The OOTB configuration is typically 150 – 200 total accept threads for each connector. This default is intended for medium load / complexity applications on “average” hardware.
As a general rule of thumb, a lightweight, high performance application should look at using a maximum of 150 (accept) threads per CPU core (so a total of 600 on a 4 core box). A more conservative setting, for more heavyweight applications would be 300 accept threads. I’d expect most requirements to be somewhere around the middle (but this will need some analysis), but this is highly situational - see @zagrimsan's answer.
Obviously HTTPS has a slightly higher overhead, so the standard practice is to reduce the number of accept threads accordingly.
Using the APR / native connector can improve throughput, but the limiting factor is usually the application profile, so again, no magic numbers.
The danger of using a thread setting that is too high is that the server can become “terminally busy” – where so much time is spent managing threads and application demands, everything else suffers (GC being notably one symptom). It seems counter-intuitive, but generally less is more.
A busy server with the thread count correctly configured will degrade gracefully under heavy load. Too high and it’ll fall over!

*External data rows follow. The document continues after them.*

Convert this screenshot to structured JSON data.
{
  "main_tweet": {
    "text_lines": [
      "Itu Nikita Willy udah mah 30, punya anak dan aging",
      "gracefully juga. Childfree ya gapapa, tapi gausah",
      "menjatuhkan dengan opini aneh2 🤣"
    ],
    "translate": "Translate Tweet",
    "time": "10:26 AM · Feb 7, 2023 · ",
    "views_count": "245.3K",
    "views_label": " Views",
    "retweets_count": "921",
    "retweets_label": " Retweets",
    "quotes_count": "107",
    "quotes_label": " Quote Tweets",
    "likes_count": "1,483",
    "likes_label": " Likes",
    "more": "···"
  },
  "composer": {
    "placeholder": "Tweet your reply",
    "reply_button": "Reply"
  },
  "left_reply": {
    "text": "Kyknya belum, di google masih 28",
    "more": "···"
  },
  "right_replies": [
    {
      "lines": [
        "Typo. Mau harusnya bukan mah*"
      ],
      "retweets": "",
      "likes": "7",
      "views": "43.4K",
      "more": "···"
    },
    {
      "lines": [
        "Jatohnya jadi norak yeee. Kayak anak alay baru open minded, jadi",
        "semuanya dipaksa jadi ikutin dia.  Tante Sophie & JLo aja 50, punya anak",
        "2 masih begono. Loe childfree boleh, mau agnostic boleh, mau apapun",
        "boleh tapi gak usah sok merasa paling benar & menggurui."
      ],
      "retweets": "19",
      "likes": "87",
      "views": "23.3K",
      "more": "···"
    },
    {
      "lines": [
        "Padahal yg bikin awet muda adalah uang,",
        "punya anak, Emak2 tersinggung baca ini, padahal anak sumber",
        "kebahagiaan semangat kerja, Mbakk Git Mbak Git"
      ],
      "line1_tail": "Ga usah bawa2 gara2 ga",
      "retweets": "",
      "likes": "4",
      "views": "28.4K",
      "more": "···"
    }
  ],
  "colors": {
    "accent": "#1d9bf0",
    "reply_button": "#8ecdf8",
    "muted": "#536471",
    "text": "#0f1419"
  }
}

Now, there are a number of related settings (accept count, min threads, waiting etc.) that will also need adjusting to suit, but that's beyond the scope of this answer.